Donald Trump’s deportation machine is already in place. It just needs to be turned on.
The Trump administration is almost certainly going to be more aggressive in arresting and deporting unauthorized immigrants than any presidency has ever been.It’s something Trump’s people want to spend political capital doing. Immigration enforcement makes up a big component of the administration’s plan for its first 100 days. It’s hired Kris Kobach — who’s come up with proposals including the “show me your papers” state laws Arizona and other states have tried to pass and an interstate compact to give special birth certificates to US-born children of unauthorized immigrants so a future federal government could strip them of citizenship — to its transition team.
But it doesn’t even need to do anything that creative or unprecedented.
Even if every single Trump administration proposal to change immigration law or policy somehow gets blocked (which, given the amount of authority the executive branch has over immigration, is unlikely), it could still do more to go after unauthorized immigrants than anyone’s ever done before.
Donald Trump doesn’t have to implement any unprecedented immigration policy to create an unprecedented immigration *regime. *He could just use the precedents the last two presidents created for him.
Both the George W. Bush and Barack Obama administrations created powerful tools for apprehending and deporting immigrants. It’s just that no one’s ever used them together.

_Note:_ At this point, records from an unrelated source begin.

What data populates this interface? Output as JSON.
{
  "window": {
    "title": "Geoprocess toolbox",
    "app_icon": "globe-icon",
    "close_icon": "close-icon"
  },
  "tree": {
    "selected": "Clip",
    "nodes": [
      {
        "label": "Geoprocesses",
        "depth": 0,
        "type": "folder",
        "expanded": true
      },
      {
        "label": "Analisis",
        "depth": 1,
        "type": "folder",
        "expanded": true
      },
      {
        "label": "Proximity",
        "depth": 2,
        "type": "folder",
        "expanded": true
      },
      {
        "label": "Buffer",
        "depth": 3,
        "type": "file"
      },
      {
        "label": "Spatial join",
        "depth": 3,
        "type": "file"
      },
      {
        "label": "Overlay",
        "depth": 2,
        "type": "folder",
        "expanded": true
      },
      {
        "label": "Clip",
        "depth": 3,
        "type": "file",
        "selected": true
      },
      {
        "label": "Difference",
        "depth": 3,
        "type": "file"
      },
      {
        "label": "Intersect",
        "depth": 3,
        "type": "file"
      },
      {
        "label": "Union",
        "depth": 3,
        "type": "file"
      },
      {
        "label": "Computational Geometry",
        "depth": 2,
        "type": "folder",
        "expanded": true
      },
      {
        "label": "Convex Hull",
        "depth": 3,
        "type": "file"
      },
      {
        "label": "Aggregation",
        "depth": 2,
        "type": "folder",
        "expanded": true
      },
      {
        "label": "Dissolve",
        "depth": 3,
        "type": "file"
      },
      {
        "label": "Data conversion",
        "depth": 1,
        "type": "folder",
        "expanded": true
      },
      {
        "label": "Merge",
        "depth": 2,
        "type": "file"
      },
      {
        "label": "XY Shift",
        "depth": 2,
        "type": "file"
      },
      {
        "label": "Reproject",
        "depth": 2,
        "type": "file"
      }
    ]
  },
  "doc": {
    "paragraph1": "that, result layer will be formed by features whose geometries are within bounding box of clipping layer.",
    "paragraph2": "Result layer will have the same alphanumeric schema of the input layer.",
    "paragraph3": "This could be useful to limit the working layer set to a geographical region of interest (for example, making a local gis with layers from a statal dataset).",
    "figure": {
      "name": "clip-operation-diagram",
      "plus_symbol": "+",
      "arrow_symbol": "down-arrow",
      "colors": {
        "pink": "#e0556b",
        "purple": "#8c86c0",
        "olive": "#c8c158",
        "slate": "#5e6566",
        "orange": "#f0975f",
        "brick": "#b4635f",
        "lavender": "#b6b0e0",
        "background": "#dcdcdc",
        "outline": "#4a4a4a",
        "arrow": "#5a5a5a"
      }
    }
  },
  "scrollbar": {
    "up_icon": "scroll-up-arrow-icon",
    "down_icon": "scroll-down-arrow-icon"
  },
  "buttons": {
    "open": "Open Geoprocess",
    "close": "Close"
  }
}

The Obama administration was already more aggressive about immigration enforcement than many people realize. Obama set deportation records during his first term, deporting 400,000 people a year. Border Patrol and Immigration and Customs Enforcement agents had relatively free rein to catch and deport immigrants — and easy access to local jails to pick up immigrants who’d come in contact with local police. Many of those deported were labeled “criminals” because they’d been pulled over for broken taillights or arrested for minor offenses like selling illegal phone cards.
Trump could bolster the impact of Obama’s efficient deportation machine by bringing back tactics from the Bush era — workplace and neighborhood raids and roving “task forces” of local police officers. And by rejecting Obama’s policy of setting “priorities” for which immigrants to deport, he could restore the Bush administration’s ability to make every unauthorized immigrant in the US feel equally targeted — and equally at risk of deportation at any time.